I’ll divide what Alan is talking about into two things: a set of techniques, and the larger process into which they fit. While I’m 100 percent with the techniques themselves, I’m 100 percent against the process that he described for using them. The techniques are optimized for being thoughtful in a cognitively difficult, complicated area where you’re breaking new ground, and the thinking that’s embedded in the practices is absolutely essential to doing effective software development.
The process, however, seems to be avoiding a problem that we’ve worked very hard to eliminate. The engineering practices of extreme programming are precisely there to eliminate that imbalance, to create an engineering team that can spin as fast as the interaction team. Cooperesque interaction design, I think, would be an outstanding tool to use inside the loop of development where the engineering was done according to the extreme programming practices. I can imagine the result of that would be far more powerful than setting up phases and hierarchy.
To me, the shining city on the hill is to create a process that uses XP engineering and the story writing out of interaction design. This could create something that’s really far more effective than either of those two things in isolation. (Kent Beck)
The techniques that Cooper proposes seek to define the behavior of software products “from the point of view of understanding and visualizing the behavior of complex systems, not the construction of complex systems.” He views “interaction design as part of the requirements-planning or product-planning process rather than as something that comes after the product planning is done.”
Despite the fact that its tough to integrate agile and user centered design approaches it is possible because there are similarities – most notably the desire to create useful software. Take, for example, Alistair Cockburn’s comparison of agile development to a cooperative game:
Software development is a (resource-limited) cooperative game of invention and communication. The primary goal of the game is to deliver useful, working software. The secondary goal, the residue of the game, is to set up for the next game.
And as the name suggests, user centered design is about placing people, users of a piece of software, at the centre of the design process – making software that is useful to them – to do this effectively UX professionals seek to understand user goals and motivation through user research.
Or put another way user centered design helps us understand how people use our products, while agile development let us build and deliver software that is more relevant to its users. Both approaches are trying to deliver meaningful software products to people.
The problem then is not because the two approaches are trying to achieve something different but rather the way of achieving it is different; and specifically the sequencing of events and the time given to different aspect of the product development life cycle. Agile’s iterative development cycle is its key strength, but it also makes for some tight deadlines and people often question whether there is sufficient time to fully consider the users’ needs? However, as Alan Cooper suggests, the time to define the user’s needs is not during the development but before the development starts.

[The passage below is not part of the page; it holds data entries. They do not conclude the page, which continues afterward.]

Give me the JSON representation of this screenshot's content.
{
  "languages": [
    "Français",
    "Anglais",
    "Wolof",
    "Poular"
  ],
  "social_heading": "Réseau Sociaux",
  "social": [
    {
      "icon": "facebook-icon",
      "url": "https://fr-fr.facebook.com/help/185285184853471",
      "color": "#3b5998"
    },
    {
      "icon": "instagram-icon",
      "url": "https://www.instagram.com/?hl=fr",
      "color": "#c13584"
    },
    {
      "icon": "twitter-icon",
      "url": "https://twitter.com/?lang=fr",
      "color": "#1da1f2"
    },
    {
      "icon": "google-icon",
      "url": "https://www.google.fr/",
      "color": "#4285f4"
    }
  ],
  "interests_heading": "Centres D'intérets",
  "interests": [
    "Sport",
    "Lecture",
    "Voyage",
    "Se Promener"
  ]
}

I’ve written previously about using an envisaging team to scout out ahead. Not to design the solution but to understand the problem space – understand what the business needs, what users need, who the users are and what the technology ecosystem looks like – and report this back in a coherent fashion to the rest of the team. This isn’t Big Design Up Front by another name. The envisaging team’s work should be limited to discovery work only. This combined with regular rounds of user testing between each iteration – the results of which are fed into the next round of development – can mean that agile software development can be highly user focused.
Photo: The User, by Pete Ashton. Used under licence.